In October, the U.S. Army Corps of Engineers announced that small-scale geotechnical drilling was scheduled to begin in Dyke Marsh Wildlife Preserve in preparation for a proposed interagency project to restore up to 100 acres of freshwater tidal marsh.
A 2009 study of Dyke Marsh by the NPS and the U.S. Geological Society found that the ecosystem would be entirely lost by 2035 without restoration efforts.
Dyke Marsh, managed by the George Washington Memorial Parkway, is home to more than 300 species of plants and 270 species of birds, including the only known breeding population of marsh wrens in the region.
The marsh has been altered through 40 years of mining and other human factors, leaving the area exposed to storm waves, susceptible to erosion, and unable to sustain itself.

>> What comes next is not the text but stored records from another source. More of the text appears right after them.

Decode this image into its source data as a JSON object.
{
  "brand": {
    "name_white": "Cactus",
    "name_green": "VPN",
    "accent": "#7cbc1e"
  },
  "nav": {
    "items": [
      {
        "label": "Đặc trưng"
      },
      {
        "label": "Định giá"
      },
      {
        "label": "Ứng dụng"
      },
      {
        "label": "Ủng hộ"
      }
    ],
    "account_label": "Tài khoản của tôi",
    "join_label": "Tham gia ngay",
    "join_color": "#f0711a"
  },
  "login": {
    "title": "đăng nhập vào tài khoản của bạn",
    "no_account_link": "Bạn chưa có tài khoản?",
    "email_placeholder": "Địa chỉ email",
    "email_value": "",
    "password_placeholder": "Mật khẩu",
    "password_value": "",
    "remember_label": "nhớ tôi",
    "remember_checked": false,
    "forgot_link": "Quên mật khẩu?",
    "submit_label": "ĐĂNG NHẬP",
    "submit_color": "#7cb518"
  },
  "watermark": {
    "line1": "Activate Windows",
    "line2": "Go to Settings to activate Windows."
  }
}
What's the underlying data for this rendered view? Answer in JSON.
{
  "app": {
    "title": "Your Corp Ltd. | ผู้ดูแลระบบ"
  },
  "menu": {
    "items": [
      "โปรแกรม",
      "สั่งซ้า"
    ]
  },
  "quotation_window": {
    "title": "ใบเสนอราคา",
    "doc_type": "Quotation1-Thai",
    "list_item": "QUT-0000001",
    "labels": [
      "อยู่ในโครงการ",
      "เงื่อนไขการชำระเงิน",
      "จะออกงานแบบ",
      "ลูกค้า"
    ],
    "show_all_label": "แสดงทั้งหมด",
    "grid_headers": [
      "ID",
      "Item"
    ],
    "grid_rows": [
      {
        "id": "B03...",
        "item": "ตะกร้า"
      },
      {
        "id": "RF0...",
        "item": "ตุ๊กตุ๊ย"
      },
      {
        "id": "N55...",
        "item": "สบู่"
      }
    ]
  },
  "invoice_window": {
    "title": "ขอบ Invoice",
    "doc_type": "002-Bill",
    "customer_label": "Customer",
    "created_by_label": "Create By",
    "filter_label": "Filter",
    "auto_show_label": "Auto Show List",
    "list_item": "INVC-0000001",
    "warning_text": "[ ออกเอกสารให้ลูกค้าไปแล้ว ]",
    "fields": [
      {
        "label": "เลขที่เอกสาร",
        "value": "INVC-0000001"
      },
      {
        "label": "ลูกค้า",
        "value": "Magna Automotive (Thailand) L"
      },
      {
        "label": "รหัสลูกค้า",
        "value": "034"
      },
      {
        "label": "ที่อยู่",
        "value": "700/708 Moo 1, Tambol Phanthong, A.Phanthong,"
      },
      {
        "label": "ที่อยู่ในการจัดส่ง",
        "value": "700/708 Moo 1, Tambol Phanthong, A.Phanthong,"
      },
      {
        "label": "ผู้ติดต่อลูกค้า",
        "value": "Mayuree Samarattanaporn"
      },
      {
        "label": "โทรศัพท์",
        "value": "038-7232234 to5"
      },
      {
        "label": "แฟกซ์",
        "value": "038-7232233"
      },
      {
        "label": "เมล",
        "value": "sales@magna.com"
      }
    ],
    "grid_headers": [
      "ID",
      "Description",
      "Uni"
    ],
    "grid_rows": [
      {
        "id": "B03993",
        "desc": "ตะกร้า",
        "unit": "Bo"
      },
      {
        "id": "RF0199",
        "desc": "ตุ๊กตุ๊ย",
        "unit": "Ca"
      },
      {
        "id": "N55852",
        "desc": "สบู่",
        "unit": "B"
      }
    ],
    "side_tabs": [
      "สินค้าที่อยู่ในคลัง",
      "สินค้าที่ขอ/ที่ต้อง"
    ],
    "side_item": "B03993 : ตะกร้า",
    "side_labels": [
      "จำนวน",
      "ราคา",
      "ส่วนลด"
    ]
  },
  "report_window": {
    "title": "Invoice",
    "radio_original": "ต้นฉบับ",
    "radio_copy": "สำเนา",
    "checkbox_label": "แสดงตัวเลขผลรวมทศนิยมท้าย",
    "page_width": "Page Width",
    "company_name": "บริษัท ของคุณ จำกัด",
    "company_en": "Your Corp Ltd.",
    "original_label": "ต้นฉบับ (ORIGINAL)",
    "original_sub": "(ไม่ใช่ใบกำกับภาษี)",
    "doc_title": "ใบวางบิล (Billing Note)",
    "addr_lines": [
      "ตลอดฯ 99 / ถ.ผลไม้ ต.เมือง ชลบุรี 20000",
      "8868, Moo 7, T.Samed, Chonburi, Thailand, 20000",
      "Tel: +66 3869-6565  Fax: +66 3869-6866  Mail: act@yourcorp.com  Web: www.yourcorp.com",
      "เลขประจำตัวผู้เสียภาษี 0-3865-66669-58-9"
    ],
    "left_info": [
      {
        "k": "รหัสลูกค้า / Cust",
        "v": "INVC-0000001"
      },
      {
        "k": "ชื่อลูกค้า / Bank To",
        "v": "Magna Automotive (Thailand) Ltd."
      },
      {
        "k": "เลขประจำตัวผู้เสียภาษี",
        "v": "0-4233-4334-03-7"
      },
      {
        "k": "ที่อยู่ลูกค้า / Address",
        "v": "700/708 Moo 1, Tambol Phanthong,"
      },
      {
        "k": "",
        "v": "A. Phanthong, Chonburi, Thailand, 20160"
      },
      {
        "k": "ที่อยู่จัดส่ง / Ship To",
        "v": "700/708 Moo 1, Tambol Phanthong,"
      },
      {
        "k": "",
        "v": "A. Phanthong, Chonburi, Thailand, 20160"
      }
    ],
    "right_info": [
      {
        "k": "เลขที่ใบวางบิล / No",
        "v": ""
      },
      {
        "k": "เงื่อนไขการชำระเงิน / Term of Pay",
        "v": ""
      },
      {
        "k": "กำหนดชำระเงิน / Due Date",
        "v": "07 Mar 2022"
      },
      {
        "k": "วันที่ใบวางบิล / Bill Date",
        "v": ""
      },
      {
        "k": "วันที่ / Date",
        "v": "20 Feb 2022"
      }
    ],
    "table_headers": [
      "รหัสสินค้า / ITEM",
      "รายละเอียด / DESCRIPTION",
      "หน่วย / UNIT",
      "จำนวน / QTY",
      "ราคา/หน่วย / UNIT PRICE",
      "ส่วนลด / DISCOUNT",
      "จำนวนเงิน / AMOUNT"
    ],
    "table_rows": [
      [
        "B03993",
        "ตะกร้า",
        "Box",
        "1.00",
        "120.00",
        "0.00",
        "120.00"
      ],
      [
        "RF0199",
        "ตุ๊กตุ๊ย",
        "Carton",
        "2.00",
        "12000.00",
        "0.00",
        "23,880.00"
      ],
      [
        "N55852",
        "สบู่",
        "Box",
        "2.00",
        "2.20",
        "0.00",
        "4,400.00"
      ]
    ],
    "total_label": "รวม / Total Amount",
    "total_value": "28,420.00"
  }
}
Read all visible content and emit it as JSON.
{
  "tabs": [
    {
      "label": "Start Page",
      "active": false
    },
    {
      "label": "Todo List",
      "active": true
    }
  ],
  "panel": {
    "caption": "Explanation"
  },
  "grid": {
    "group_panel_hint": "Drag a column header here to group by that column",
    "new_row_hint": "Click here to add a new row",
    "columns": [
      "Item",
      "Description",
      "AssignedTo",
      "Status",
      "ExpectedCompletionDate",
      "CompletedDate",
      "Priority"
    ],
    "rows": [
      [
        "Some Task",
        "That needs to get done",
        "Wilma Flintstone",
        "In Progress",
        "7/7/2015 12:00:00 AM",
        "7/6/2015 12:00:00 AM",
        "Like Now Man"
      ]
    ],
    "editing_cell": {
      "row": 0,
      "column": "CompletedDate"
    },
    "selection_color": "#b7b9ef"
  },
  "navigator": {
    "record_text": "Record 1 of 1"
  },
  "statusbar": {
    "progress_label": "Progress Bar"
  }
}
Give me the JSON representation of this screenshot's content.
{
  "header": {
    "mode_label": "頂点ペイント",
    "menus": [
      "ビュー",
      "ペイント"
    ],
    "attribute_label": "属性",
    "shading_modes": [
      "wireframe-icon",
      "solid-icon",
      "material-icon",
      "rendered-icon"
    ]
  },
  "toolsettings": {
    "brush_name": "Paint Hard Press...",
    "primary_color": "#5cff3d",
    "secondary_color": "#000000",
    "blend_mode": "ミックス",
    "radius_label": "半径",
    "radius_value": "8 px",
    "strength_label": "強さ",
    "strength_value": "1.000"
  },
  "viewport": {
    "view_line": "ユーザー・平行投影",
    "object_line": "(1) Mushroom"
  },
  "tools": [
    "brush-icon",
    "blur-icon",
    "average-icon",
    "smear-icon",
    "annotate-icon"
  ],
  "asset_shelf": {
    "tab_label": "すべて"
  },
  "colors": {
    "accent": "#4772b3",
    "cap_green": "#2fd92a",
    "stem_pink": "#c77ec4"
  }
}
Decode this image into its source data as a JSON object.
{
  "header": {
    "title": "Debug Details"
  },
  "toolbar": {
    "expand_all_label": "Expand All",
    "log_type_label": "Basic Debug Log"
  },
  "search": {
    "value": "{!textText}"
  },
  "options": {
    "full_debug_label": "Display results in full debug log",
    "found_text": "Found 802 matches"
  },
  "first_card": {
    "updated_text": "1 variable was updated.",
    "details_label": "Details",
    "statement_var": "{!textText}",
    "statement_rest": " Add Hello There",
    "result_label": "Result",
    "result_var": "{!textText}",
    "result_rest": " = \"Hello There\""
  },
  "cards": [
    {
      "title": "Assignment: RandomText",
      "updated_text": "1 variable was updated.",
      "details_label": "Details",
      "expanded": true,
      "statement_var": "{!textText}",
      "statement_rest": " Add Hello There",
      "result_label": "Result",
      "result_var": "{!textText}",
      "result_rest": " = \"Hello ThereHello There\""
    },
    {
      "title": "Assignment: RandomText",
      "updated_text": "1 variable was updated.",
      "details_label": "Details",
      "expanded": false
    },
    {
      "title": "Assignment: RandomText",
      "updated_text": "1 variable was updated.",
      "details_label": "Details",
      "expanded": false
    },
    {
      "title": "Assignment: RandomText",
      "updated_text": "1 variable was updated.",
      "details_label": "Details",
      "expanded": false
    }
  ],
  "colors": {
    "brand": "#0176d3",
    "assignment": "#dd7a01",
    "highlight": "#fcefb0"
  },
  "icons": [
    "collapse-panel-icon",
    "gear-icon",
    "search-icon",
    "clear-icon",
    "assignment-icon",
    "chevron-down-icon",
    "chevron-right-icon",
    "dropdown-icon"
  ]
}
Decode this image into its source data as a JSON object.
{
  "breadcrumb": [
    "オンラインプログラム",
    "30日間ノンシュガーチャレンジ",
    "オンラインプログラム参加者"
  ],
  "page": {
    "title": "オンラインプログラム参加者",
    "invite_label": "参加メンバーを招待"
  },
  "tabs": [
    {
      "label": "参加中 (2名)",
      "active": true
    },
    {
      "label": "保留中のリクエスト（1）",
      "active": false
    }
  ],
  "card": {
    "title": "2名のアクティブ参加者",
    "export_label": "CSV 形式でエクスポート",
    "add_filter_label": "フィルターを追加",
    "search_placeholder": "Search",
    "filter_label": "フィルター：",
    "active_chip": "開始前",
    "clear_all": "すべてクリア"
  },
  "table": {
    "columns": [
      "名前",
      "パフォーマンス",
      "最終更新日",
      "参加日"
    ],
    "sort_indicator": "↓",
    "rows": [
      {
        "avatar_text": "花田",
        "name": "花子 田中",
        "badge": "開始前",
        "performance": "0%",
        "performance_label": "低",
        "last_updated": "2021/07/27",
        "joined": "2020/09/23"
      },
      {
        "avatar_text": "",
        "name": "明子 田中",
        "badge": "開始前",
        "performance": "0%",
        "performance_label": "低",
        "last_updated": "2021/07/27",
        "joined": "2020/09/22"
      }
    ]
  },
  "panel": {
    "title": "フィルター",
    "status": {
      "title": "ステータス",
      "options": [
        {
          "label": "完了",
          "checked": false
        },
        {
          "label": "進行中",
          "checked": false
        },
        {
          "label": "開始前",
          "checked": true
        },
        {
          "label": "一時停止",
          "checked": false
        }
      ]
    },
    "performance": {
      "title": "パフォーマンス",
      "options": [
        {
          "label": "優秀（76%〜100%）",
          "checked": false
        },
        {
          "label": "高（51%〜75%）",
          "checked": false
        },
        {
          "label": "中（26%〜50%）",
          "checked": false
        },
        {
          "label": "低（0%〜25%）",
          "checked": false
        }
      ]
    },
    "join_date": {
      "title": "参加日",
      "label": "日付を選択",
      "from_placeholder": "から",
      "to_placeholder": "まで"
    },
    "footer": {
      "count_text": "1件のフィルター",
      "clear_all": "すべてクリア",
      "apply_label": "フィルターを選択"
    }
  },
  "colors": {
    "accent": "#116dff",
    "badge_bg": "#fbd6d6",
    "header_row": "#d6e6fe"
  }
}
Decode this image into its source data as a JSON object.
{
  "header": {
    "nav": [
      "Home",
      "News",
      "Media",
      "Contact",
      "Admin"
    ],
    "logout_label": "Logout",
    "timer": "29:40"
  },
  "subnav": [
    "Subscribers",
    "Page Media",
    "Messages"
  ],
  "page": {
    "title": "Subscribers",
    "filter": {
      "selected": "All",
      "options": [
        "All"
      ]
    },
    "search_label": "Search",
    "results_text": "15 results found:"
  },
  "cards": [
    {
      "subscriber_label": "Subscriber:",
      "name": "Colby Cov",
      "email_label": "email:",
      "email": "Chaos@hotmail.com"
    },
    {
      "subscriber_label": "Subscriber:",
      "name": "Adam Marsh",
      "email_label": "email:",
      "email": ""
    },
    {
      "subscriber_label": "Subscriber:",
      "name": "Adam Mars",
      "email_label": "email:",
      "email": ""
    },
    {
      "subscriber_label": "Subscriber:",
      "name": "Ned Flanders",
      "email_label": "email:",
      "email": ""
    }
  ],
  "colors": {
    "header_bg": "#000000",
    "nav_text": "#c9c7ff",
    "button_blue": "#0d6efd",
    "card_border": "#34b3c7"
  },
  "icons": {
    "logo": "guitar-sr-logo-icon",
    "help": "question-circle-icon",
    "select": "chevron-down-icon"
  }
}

In 2013, Congress recognized Dyke Marsh as an invaluable resource to the greater Washington region and allocated $24.9 million to restore the site.
The restoration efforts are anticipated to begin summer 2017 and expected to take four years. The wetlands at Dyke Marsh will be restored using clean sandy material and planted with native wetland vegetation. The peninsula to the south of the marsh that had been previously removed will also be restored.
source: U.S. Army Corps of Engineers